I’m sure you’re all familiar with the saying that “the Devil is in the details” – meaning that one should make sure that all issues are covered in a contract, for example, and that the more detailed you make the contract the better the contract. That, of course, is true. But I want to step back and look not at the trees but at the forest (to mix my metaphors a bit).
I recently argued a motion for summary judgment and the decision is still pending. However, my client took the position that there were numerous verbal agreements that had been reached – each of them relating to various changes to the written contractual terms between the parties. The problem is that none of these verbal agreements were set down in explicit writing – for example, an amending agreement. Think of it like this: Bill and Bob agree that Bob will pay Bill $10 if Bill washes Bob’s car and their agreement is put in writing. Then, when Bill is half way through the job, they both agree that Bill is doing only a mediocre job so they both agree that to compensate for the poor quality, Bill will also wash Bob’s truck – so that Bob will get a washed car and truck for $10. But they do not put this revised version of the agreement into writing. When Bill finishes washing the car, he puts his sponge down and says to Bob “please pay me the $10″. Bob refuses and Bill sues him for $10. Bob’s defence is that Bill only did half of the work that he had agreed to do. Bill, in turn, points to the contract and says “I only had to wash the car, which I did, so now I’m entitled to my $10, please give me a judgment against Bob for $10.”
In this situation, Bob has two problems – one legal and one practical. As a practical matter, how does Bob prove the existence of a verbal contract without Bill agreeing that such a contract existed? Unless there is something else (another witness or supporting documentation), as a practical matter it becomes a battle of who is telling the truth. If the Court cannot determine that one or the other is lying, then Bob will lose because it is his allegation that there was this “side deal” and so the burden of proof rests on him to prove it and if the Court cannot choose, then Bob hasn’t satisfied his burden of proof. On the legal side, Bob will run into what is known as the “parol evidence rule”. The rule is a very simple rule, on its own, but it has so many exceptions and variations that its actual application becomes difficult. But the over-simplified version of the rule is: where the parties have taken the time to put their agreement in writing, then it is assumed that everything they wanted in the contract is reflected in the contract and that no evidence will be allowed of any other discussions to the extent that such discussions are at odds with the terms of the contract.
In my summary judgment motion, it remains to be seen whether my client will be able to continue to fight with the other side or if the judge will find either that the absence of sufficient proof in writing of the variation of contractual terms or the application of the parol evidence rule will be fatal and there will be judgment against my client. And yet all of this could have been avoided if my client had sat down with the other side and had everyone sign a simple agreement formally amending the first agreement.

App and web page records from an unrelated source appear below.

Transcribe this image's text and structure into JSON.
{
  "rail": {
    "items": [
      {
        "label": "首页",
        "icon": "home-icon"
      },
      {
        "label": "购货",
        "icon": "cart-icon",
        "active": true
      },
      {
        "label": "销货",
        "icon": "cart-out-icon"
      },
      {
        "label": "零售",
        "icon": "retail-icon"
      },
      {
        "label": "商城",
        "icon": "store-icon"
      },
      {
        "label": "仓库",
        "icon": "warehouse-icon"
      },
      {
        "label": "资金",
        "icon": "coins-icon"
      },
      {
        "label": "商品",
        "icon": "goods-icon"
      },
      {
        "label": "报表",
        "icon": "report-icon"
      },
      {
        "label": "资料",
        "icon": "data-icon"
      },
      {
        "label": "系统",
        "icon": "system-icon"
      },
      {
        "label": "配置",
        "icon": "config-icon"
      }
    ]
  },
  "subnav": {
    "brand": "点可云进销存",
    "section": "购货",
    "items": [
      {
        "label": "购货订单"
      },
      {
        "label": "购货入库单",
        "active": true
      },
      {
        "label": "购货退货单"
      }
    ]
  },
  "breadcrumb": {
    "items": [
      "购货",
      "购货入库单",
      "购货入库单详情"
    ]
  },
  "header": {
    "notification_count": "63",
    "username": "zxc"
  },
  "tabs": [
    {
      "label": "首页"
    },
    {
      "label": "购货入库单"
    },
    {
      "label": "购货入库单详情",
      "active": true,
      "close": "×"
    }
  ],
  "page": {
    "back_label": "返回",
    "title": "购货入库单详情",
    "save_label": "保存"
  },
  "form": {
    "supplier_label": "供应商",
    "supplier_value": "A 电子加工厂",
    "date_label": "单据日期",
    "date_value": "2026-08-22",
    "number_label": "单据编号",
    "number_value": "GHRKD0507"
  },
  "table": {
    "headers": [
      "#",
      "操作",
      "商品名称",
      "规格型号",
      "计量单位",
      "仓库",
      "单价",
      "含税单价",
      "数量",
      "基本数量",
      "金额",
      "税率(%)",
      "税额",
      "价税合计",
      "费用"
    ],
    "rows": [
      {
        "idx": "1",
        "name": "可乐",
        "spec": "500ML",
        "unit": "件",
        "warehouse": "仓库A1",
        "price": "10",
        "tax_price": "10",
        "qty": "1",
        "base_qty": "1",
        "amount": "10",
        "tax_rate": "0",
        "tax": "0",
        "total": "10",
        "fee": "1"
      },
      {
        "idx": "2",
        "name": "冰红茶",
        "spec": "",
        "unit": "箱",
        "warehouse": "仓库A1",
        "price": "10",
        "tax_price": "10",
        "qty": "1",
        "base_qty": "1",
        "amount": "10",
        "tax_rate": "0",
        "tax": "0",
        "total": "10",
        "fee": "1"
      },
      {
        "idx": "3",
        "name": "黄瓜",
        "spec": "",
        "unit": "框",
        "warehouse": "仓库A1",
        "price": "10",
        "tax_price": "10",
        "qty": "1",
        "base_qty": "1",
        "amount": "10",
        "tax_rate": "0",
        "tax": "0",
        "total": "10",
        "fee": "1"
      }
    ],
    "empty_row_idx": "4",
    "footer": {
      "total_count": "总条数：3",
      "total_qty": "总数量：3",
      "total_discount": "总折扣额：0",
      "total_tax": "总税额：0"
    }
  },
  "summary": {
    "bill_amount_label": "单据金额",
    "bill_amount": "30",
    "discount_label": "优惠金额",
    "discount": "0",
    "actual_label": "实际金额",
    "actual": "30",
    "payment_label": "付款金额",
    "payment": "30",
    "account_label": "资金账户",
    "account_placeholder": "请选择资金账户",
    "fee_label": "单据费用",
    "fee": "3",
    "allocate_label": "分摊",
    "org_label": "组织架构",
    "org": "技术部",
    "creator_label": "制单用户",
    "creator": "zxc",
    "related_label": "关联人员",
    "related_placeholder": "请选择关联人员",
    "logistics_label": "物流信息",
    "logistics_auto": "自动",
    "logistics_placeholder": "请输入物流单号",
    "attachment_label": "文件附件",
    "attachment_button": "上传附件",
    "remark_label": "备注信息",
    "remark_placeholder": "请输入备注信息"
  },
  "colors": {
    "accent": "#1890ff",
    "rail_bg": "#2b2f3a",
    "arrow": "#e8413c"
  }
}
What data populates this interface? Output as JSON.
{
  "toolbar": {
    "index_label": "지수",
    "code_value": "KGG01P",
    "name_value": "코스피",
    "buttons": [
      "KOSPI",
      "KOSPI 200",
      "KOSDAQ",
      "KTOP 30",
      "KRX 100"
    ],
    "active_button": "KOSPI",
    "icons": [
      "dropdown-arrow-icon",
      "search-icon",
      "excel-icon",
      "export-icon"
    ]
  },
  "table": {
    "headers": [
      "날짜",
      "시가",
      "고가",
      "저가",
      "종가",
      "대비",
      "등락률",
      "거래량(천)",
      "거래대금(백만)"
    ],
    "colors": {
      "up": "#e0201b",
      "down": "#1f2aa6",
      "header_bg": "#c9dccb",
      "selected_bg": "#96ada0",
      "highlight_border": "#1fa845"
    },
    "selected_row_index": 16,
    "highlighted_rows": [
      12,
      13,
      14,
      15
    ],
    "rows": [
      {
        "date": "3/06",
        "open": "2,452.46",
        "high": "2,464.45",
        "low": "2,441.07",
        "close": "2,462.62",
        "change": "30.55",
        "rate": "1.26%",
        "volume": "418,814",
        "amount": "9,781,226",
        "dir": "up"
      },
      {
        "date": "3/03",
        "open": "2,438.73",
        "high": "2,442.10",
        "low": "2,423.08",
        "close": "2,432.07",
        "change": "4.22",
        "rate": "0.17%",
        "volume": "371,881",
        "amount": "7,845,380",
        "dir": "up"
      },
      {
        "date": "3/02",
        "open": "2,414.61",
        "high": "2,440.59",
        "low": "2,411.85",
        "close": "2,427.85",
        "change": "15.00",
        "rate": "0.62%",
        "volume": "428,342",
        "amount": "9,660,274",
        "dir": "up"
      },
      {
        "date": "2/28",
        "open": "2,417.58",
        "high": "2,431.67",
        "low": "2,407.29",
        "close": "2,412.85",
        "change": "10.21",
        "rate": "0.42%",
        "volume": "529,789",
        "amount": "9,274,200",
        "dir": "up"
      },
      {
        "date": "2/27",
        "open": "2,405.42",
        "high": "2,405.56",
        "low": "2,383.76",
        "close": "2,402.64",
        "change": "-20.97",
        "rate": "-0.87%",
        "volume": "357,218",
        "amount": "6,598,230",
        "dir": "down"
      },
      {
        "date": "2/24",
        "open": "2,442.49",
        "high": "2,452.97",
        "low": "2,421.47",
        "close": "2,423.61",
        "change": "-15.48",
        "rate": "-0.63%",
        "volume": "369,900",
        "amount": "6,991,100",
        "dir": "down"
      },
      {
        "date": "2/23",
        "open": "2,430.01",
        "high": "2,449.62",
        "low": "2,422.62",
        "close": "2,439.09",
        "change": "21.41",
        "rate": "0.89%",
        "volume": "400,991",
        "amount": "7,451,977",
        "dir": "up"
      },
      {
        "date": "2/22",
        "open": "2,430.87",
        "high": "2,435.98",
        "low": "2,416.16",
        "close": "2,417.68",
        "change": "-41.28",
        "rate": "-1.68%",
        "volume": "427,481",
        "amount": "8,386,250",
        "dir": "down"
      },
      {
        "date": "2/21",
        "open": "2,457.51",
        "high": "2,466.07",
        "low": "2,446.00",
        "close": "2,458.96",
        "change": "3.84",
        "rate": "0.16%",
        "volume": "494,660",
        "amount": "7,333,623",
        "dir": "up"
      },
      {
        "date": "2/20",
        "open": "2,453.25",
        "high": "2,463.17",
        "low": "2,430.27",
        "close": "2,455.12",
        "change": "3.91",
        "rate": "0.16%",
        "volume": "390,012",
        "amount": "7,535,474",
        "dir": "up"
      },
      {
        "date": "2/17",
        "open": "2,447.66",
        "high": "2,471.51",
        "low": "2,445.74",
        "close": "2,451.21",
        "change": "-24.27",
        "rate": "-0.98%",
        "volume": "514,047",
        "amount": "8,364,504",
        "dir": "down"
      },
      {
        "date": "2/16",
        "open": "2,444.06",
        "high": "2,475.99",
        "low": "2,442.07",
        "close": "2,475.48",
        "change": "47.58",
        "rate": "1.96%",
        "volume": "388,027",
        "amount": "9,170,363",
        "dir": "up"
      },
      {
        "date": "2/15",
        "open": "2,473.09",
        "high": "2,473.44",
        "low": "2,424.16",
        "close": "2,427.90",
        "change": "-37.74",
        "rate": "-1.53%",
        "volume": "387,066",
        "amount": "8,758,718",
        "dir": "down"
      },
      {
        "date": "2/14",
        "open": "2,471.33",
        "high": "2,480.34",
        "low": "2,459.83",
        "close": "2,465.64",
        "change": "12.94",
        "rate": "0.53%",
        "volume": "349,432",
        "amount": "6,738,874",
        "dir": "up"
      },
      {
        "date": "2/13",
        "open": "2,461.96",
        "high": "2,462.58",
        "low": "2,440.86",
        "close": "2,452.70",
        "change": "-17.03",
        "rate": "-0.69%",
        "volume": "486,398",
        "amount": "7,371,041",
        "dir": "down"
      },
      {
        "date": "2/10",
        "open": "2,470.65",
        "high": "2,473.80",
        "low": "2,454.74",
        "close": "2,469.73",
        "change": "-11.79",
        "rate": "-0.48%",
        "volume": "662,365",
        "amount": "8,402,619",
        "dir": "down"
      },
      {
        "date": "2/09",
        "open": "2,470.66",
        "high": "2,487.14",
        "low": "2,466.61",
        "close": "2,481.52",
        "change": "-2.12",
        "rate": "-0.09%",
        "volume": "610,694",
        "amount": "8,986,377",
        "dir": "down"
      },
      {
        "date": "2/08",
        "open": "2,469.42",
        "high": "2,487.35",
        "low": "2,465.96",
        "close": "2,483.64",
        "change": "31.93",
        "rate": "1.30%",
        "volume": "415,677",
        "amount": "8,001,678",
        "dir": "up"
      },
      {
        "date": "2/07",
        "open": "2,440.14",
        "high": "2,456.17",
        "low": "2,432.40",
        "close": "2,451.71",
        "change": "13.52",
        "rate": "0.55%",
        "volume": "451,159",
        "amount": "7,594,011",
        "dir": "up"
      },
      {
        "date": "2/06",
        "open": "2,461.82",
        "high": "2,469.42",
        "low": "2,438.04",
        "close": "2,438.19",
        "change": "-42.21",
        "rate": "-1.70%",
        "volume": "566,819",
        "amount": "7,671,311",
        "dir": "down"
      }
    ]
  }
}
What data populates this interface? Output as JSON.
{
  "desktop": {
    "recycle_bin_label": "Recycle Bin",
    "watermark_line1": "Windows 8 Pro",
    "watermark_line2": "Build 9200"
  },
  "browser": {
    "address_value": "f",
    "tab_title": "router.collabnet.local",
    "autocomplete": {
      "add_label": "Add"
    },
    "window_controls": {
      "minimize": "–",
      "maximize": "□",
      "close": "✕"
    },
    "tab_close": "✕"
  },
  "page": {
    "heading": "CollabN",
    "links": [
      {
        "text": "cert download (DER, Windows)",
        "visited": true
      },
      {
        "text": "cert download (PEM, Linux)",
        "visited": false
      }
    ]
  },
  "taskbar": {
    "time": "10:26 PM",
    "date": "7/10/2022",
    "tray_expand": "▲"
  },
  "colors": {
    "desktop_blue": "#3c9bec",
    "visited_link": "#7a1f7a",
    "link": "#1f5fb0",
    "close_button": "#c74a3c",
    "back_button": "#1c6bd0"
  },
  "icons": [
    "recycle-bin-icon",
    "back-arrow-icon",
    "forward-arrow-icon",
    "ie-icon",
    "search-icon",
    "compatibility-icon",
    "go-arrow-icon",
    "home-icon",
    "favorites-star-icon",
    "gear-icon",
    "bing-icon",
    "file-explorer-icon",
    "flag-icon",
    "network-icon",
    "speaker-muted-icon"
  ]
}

Instead, my clients focused on the trees and ignored the forest and now there is a possibility that the Court will find that there is no proof that the forest ever existed.
Something to think about.